**Aim of the task:** Would you please copy each line of the listing that mentions "Panel"?

####

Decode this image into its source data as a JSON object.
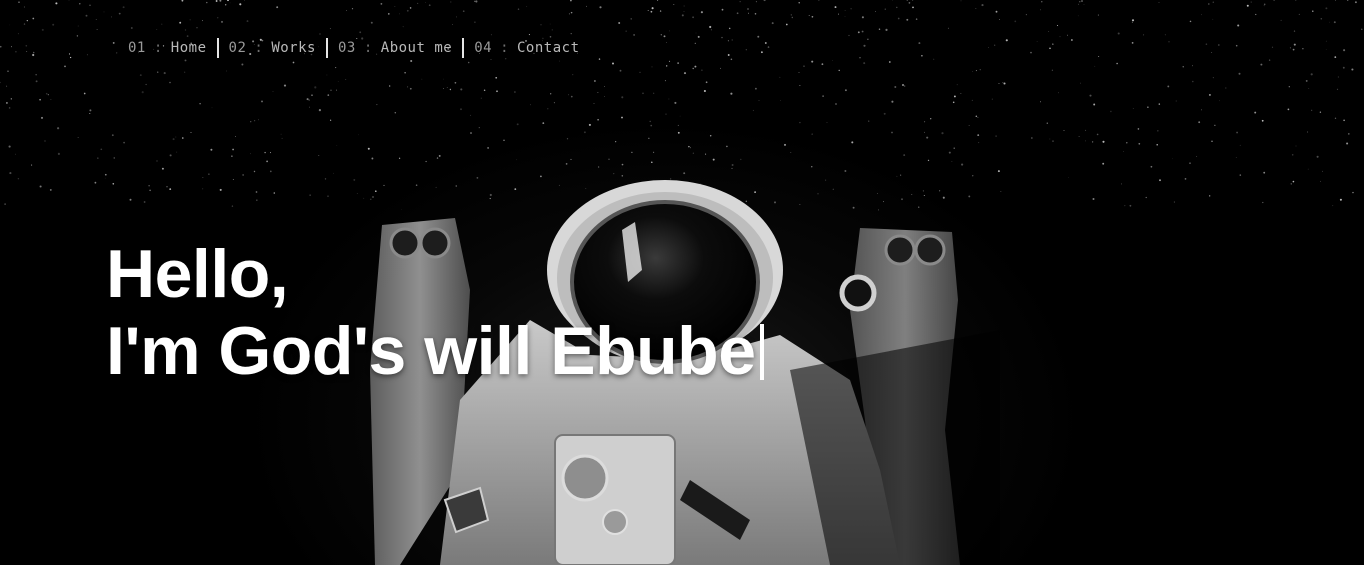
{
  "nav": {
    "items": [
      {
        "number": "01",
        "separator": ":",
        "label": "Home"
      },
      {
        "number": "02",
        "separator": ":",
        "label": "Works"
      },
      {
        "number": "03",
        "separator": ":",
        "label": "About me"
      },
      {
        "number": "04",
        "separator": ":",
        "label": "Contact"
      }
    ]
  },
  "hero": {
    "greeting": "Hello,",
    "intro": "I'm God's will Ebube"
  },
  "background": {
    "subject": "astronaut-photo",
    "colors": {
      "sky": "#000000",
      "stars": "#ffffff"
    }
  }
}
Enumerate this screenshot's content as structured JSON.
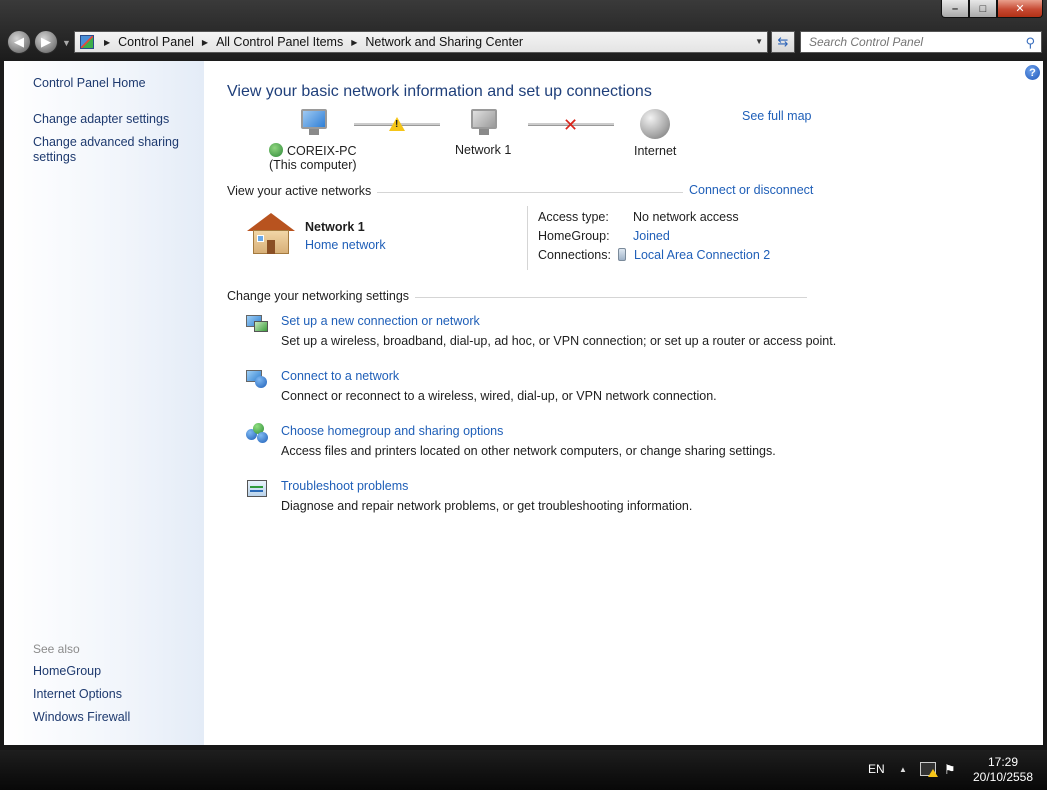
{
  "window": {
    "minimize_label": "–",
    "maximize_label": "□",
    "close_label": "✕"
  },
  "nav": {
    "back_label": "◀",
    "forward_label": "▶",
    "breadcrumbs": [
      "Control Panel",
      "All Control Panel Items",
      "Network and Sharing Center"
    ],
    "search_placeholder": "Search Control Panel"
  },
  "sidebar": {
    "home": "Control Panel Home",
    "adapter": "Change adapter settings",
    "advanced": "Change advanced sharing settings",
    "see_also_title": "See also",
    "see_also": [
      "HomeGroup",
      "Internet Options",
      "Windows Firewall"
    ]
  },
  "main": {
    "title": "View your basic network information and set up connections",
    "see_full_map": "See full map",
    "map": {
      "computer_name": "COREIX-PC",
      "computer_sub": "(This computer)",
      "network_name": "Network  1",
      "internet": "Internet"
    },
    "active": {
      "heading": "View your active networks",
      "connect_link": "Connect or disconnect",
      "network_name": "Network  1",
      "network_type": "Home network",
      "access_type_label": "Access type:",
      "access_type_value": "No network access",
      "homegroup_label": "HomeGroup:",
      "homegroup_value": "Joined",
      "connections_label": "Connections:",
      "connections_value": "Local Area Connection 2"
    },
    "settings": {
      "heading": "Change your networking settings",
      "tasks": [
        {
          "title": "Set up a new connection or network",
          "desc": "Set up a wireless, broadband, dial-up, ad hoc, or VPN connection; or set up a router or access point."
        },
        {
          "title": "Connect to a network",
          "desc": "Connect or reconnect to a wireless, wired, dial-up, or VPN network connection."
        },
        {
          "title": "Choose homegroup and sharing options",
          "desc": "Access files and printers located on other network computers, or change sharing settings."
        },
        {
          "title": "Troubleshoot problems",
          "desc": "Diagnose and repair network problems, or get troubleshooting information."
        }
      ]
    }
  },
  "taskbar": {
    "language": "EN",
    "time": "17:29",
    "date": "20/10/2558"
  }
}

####

**Answer section:**
      "Control Panel",
      "All Control Panel Items",
    "search_placeholder": "Search Control Panel"
    "home": "Control Panel Home",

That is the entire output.